Eight matches down, another 40 to come – and Rugby World Cup 2023 is already setting a high bar.
France and New Zealand defied energy-sapping temperatures at Stade de France to put on a spectacular opening match that set the early tone.
All Blacks winger Mark Telea got the game off to a lightning start, scoring the tournament’s opening try with less than two minutes on the clock. He added a second early in the second half, as the two sides swapped the lead in an intense, nerve-shredding outing.
But, after 31 wins in a row, the All Blacks finally lost their perfect pool phase record, as they were outmuscled by Les Bleus.
Damian Penaud scored his 30th international try in the 55th minute of his 45th French outing, while Melvyn Jaminet got his first in 16 tests in the dying moments, and Thomas Ramos kicked 17 points to guide the hosts to an historic 27-13 win.
Penaud is now joint-fourth alongside Philippe Sella on France’s all-time try-scorers’ list, just eight behind leading player Serge Blanco.
The first of four try-scoring bonuses were awarded in the second match of the tournament, as Italy ran in seven tries to beat Namibia 52-8, to sit pretty at the top of Pool A. Captain Michele Lamaro believes the Azzurri have it in them to give Pool A big beasts France and New Zealand a run for their quarter-final money.
Tadhg Beirne, Peter O’Mahony, Bundee Aki and, Johnny Sexton – whose 24 points saw him become Ireland's leading all-time Rugby World Cup points scorer – all scored twice as Ireland ran in 12 tries to beat Romania 82-8.
Despite the one-sided scoreline, the Oaks made new friends on a hot Saturday afternoon in Bordeaux – especially when they scored the game’s opening try.
As Mastercard Player of the Match O'Mahony said: “You saw the way they rocked up. In the first two or three minutes they put us under the sticks. It was a right wake-up call for us – 'welcome to World Cup 2023' – you know what I mean?”
Full-back Ben Donaldson scored 25 points as Australia put a run of five successive defeats under Eddie Jones behind them to open their Pool C campaign with a bonus-point 35-15 victory over a Georgia side that had hoped for better at Stade de France.
England fans have George Ford to thank for their 27-10 win over Argentina in Marseille. In arguably the individual performance of the opening weekend’s action, Ford took charge after Tom Curry was sent off early for a dangerous tackle, nailing points to the board every time they became available. In a masterclass of pragmatic rugby, he kicked three drop goals in the first half, including one from 50 metres, and six penalties, as he clinically punished Argentinian indiscipline.
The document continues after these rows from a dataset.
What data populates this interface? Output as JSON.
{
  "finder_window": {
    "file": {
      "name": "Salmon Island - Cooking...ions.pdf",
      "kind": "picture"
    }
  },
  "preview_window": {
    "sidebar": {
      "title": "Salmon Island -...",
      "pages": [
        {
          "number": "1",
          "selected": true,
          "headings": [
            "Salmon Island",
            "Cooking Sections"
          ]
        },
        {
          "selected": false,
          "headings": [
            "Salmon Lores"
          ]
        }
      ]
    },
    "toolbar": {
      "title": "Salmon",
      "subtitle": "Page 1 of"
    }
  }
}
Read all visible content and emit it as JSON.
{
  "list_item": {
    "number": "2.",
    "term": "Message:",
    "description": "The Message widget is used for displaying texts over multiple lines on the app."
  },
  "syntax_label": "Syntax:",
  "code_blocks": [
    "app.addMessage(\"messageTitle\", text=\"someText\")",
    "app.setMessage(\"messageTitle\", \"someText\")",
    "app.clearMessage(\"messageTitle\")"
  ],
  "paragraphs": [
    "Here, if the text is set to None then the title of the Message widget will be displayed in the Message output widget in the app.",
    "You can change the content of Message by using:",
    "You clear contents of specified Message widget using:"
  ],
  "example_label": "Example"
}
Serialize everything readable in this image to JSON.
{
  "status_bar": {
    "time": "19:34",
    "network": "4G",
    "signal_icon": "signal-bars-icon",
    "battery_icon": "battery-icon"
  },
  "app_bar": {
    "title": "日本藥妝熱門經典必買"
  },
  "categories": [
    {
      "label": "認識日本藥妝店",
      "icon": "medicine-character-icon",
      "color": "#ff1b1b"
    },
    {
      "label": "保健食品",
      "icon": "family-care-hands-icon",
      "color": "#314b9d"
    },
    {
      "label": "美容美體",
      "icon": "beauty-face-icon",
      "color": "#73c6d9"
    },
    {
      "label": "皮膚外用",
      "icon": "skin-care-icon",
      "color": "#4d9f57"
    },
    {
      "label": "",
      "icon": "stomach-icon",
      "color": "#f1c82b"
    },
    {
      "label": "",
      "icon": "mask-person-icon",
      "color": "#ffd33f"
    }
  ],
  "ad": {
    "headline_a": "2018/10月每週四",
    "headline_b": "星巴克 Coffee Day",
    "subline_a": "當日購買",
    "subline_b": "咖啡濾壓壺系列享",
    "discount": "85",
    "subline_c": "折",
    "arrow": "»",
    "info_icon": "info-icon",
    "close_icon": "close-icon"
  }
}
Amato Fakatava scored twice as Japan kicked off their Rugby World Cup campaign with a six-try 42-12 win over tournament debutants Chile at Stadium de Toulouse. But, as in Bordeaux on Saturday, rapidly improving Chile won new friends and influenced rugby thinking with a gutsy performance on an unseasonably warm afternoon in south-west France, while their fans ramped the atmosphere up to 11 in the stands.
Japan’s Michael Leitch, for one, is a convert: “They were awesome,” he said of the fans afterwards. “We expected the Chileans to be very passionate on the field but as soon as we got to the stadium the noise of the Chilean supporters was amazing. It was crazy. I wish they could come to every World Cup.”
South Africa kicked off the defence of their title with an 18-3 win over Scotland. After a first-half fought in close quarters, the reigning champions pulled away in 10 efficient second-period minutes, as first Pieter-Steph du Toit muscled his way over from close range, before Kurt-Lee Arendse got on the end of Manie Libbok’s astonishing no-look cross-field kick to score in the corner. Suddenly, the Springboks were 15 points clear, and in no mood to let Scotland back in the game.
If the opening match of the tournament set a high bar, the last of this weekend’s opening block, between Wales and Fiji in Bordeaux, raised it to new levels.
Elliot Dee’s converted bonus point-winning try with 13 minutes left and Fiji temporarily down to 14 looked to have settled the result 32-14 in Wales’ favour. But Fiji weren’t about to give up on a comeback and Josua Tuisova scored to spark a late onslaught.
First, Peni Ravai had a try ruled out for a double movement, then Mesake Doge crossed with less than two minutes left. It was 32-26 and Fiji, just, had time for one final shot at an astonishing comeback – but Semi Radradra knocked-on in the dying seconds with the try-line beckoning.
The next block of matches kick-off on Thursday, and that’s when Uruguay, Tonga, Portugal and Samoa all enter the Rugby World Cup 2023 chat.